As the sand replacement by SCBA increased, the air content of the mortars decreased (Figure 7). This could be explained by the filling of the voids between sand grains with ash grains, avoiding the entrance of air. The air
Figure 5. Water retentivity of the mortars.
Figure 6. Bulk density of the mortars.
Figure 7. Air content of the mortars.
content increased in the mortar M3 due to the addition of superplasticizer which is responsible for air incorporation. When the mortar M4 is compared to the M3, it is possible to observe a reduction in the air content, which could indicate an excess of fine material.
The presence of SCBA caused a slight rise in the water absorption, turning the mortar into a more permeable material (Figure 8). The permeability in plastering mortars can influence the protection level that this material will provide against weather variations and condensation in the walls. It is supposed that this increase happened because of the high porosity of the mortars with the ash, resulting in a higher water absorption due to capillary action.
The axial compressive strength results of all the mortars with sand replacement with SCBA were higher than the one found for M0 (Figure 9), while only the mortars M1 and M2 presented a growth of the tensile strength by bending test results in comparison to the M0. Both axial compressive strength and tensile strength by bending test are important properties for a plastering mortar, however, a low tensile strength by bending test could cause a higher impact in other properties and cause pathological manifestations such as cracking. The overall increase of the strengths could be connected to the decrease of the workability and the air content and the raise of the bulk density of the mortars.

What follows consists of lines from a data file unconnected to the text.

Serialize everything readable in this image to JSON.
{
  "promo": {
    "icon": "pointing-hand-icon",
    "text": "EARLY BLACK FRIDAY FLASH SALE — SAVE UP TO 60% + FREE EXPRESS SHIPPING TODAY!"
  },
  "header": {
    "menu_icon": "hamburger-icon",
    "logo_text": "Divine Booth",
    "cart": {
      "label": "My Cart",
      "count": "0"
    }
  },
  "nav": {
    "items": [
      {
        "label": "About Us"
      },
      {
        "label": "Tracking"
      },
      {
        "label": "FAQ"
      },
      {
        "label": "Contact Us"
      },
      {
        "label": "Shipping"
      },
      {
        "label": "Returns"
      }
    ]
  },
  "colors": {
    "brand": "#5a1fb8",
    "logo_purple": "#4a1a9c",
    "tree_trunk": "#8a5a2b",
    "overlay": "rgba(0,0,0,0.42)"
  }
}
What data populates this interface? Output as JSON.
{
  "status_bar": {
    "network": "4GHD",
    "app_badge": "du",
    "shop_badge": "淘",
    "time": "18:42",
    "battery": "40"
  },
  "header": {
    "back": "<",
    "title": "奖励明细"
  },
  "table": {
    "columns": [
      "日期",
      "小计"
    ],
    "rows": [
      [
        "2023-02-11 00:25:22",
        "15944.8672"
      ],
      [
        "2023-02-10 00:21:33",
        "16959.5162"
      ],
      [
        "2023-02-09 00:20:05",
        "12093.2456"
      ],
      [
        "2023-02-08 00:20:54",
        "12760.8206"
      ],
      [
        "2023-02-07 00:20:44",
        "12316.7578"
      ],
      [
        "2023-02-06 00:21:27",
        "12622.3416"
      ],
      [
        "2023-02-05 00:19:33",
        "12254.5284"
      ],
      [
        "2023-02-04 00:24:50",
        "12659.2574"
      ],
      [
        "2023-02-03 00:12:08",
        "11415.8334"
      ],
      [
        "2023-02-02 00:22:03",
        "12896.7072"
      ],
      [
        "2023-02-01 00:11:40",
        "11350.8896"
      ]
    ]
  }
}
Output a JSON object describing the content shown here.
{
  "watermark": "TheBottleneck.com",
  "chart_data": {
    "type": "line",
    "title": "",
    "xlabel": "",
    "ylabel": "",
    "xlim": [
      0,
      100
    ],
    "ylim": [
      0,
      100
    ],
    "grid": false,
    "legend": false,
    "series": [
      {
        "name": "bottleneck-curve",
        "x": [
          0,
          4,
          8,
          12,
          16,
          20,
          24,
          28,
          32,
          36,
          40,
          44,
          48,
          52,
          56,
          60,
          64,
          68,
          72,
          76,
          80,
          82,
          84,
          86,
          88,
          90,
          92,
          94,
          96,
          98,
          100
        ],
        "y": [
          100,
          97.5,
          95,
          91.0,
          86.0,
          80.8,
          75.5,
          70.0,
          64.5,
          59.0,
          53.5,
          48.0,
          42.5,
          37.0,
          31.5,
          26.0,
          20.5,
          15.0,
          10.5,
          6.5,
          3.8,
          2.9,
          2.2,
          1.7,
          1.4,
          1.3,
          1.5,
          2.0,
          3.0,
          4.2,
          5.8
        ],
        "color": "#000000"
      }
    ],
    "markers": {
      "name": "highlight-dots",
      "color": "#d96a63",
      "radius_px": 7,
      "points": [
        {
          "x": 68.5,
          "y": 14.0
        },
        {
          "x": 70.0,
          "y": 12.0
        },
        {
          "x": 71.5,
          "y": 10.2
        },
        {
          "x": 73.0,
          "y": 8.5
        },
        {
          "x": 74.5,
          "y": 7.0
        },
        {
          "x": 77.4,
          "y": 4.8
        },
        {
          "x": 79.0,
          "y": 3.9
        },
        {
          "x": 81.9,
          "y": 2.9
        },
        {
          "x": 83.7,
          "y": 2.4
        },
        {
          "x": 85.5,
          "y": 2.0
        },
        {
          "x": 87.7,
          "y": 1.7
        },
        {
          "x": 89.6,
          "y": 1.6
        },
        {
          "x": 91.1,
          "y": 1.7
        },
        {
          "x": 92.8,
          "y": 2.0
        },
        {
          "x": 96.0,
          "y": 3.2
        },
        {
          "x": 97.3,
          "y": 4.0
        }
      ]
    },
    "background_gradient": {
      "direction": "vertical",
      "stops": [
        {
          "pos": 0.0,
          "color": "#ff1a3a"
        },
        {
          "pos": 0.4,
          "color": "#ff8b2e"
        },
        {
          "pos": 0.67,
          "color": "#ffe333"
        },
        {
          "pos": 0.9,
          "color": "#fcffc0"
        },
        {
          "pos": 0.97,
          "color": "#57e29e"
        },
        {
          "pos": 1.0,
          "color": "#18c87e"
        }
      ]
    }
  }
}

The flexural and longitudinal Young’s modulus of the mortars M1 and M2 were slightly higher than the M0 (Figure 10); this property influences directly the mortar’s ability of mortars, absorbing deformations. Similarly to the previous results, it was observed a decrease of this property for the mortar M3, followed by an increase for the mortar M4, possibly due to the fact that both mortars presented the same quantity of superplasticizer but M4 had a higher quantity of ash.
Figure 8. Capillary coefficient of the mortars.
Figure 9. Average strength of the mortars.
Figure 10. Young’s modulus of the mortars.
The employment of sugarcane bagasse ash for the production of mortars seems to be an interesting waste utilization, resulting in a reduction in the need for disposal areas for the ash, reducing the utilization of sand and the environmental impact caused by your extraction.
The partial sand replacement with SCBA caused a decrease in the mortar workability, however it was corrected by the utilization of superplasticizer.
The SCBA use showed advantages such as the increase of water retentivity and the bulk density; the latter improvement caused an increase of the strengths as well.
It was observed as a disadvantage, the slightly raise of the mortars permeability due to a higher porosity caused by the waste presence.
The utilization of superplasticizer caused a reduction in the strength results; however its presence improved the workability and reduced the permeability and the Young’s modulus.